Delegate Jennifer Carroll Foy cheers on Equal Rights Amendment demonstrators
Richmond, VA, 2019.
When Roe vs. Wade was decided in 1973, it was rooted in rights that flow from privacy – not equality. The right to privacy was first articulated in a 1965 Supreme Court case, Griswold vs. Connecticut, concerning that state’s decades-old law banning contraception. Lawyers defending married couples’ use of contraception argued that the right to reproductive healthcare existed under equality in the Constitution.

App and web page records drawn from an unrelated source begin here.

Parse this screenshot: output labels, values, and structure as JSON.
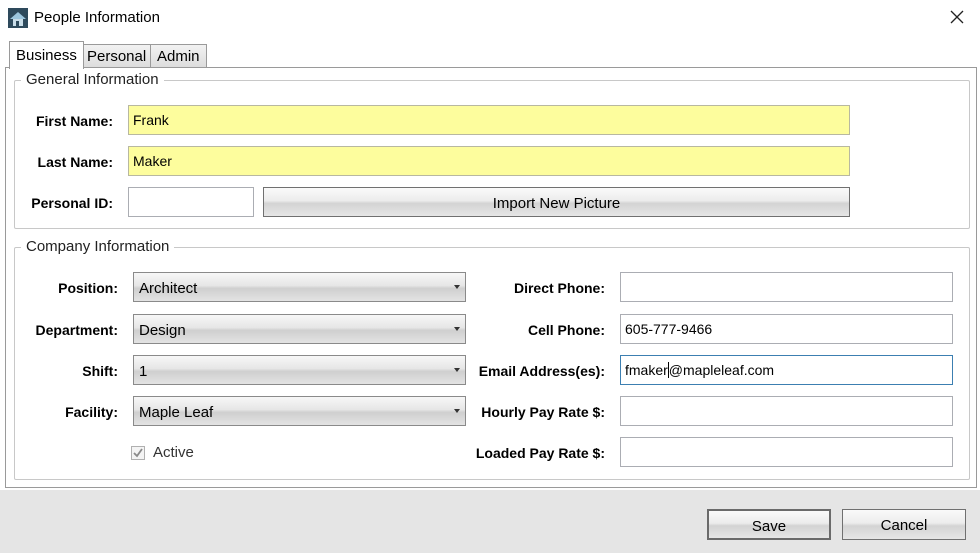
{
  "window": {
    "title": "People Information",
    "icon": "house-icon",
    "close_icon": "close-icon"
  },
  "tabs": [
    {
      "label": "Business",
      "active": true
    },
    {
      "label": "Personal",
      "active": false
    },
    {
      "label": "Admin",
      "active": false
    }
  ],
  "general": {
    "legend": "General Information",
    "first_name": {
      "label": "First Name:",
      "value": "Frank"
    },
    "last_name": {
      "label": "Last Name:",
      "value": "Maker"
    },
    "personal_id": {
      "label": "Personal ID:",
      "value": ""
    },
    "import_button": "Import New Picture",
    "required_color": "#fdfd9d"
  },
  "company": {
    "legend": "Company Information",
    "position": {
      "label": "Position:",
      "value": "Architect"
    },
    "department": {
      "label": "Department:",
      "value": "Design"
    },
    "shift": {
      "label": "Shift:",
      "value": "1"
    },
    "facility": {
      "label": "Facility:",
      "value": "Maple Leaf"
    },
    "active": {
      "label": "Active",
      "checked": true
    },
    "direct_phone": {
      "label": "Direct Phone:",
      "value": ""
    },
    "cell_phone": {
      "label": "Cell Phone:",
      "value": "605-777-9466"
    },
    "email": {
      "label": "Email Address(es):",
      "value_before_caret": "fmaker",
      "value_after_caret": "@mapleleaf.com"
    },
    "hourly_rate": {
      "label": "Hourly Pay Rate $:",
      "value": ""
    },
    "loaded_rate": {
      "label": "Loaded Pay Rate $:",
      "value": ""
    }
  },
  "footer": {
    "save": "Save",
    "cancel": "Cancel"
  }
}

In 1972, the Equal Rights Amendment (ERA) passed in Congress with little opposition from either party. The House approved the ERA 354 to 23, and only eight Senators voted against it. But it had still not been ratified by 1973 when Roe came down. With the Constitution still lacking an explicit right to equality, the Roe decision is a technical, medicalised one. It hyper-focuses on a pregnant person’s body and pregnancy timing rather than a right to equal citizenship and freedom from discrimination on the basis of sex. Many, including Ruth Bader Ginsburg, have criticized the decision to base the right to abortion on privacy, not equality.
The ERA was ratified by 30 of the 38 state ratifications necessary in the first year after its passage. But a year later, opposition to abortion was channelled to opposing the ERA. In 1982, when the extended time limit on ratifying the ERA expired, STOP ERA declared victory. Many feminists gave up on the fight, falsely thinking at least access to abortion was secure. However, in recent years and with increasing threats to our basic liberties, the ERA has found new life. The amendment stands now as the most straightforward solution to current constitutional woes.
The ERA has already met all the constitutional requirements for ratification. In 2020, Virginia became the 38th and final state needed to satisfy the Constitution’s Article V, which governs the amendment process. With the amendment having passed in Congress by more than the two-thirds vote required, and being ratified by enough states, respected constitutional legal scholars agree that the ERA is now the 28th Amendment. The only step left required by statute says the national archivist has to certify the additional ratifications and publish the amendment in the Federal Register.
The archivist has refused to act, however, saying a green light is needed from the White House. Yet Harvard professor Laurence Tribe wrote to Congress in March that his “conclusion as a constitutional scholar is that the ERA is currently a valid part of the United States Constitution”, that Congress should recognize it as such and that “even if Congress takes no such action the Archivist should publish it as the Twenty-Eighth Amendment”.
This journalist says “Biden should use a majority vote on the ERA, which has bipartisan co-sponsorship, as evidence that Congress supports the archivist publishing the ERA, once and for all.”
SOURCE: Los Angeles Times, by Kate Kelly, 23 May 2022 + PHOTO by Steve Helber / Associated Press
Another US abortion battle: over the right to manufacture mifepristone
Las Vegas-based GenBioPro, the manufacturer of mifepristone (used for medical abortions), has filed a federal lawsuit challenging the state of Mississippi’s restrictions on the pill, used in more than half of all US abortions. Litigation over access to medical abortion pills, may take centre stage if the US Supreme Court overturns Roe v. Wade.
GenBioPro argued in a 2020 lawsuit that Mississippi’s restrictions on abortion pills conflict with the US Food and Drug Administration (FDA)’s approval of their use for abortions. GenBioPro says the state law is pre-empted by the FDA’s approval, meaning federal authority trumps any state action.
The states that plan to almost totally ban abortion if Roe is overturned will face difficulties enforcing restrictions on medical abortion because women are still likely to be able to obtain the pills online or in other states, according to Greer Donley, a professor at the University of Pittsburgh School of Law who is an expert on reproductive rights.
GenBioPro’s lawsuit, which legal experts say is a long shot, takes aim at various Mississippi requirements, including one that says women are required to take the pill in the presence of a doctor. Mississippi is one of 19 states that require women to make an in-person visit to obtain the drug, according to the Guttmacher Institute.
The FDA does not require an in-person meeting. The Mississippi restrictions “upset the balance that the FDA struck between risk mitigation and ensuring access to a safe and effective medication” says the GenBioPro lawsuit said. The company, via its lawyers, declined to comment.
Mississippi asked in a court filing that the lawsuit be thrown out, saying there is “no evidence that Congress ever intended the FDA to have the power to nullify a state’s ability to regulate in the controversial and highly sensitive area of abortion”. The judge has yet to rule.
SOURCE: Reuters, by Lawrence Hurley, 26 May 2022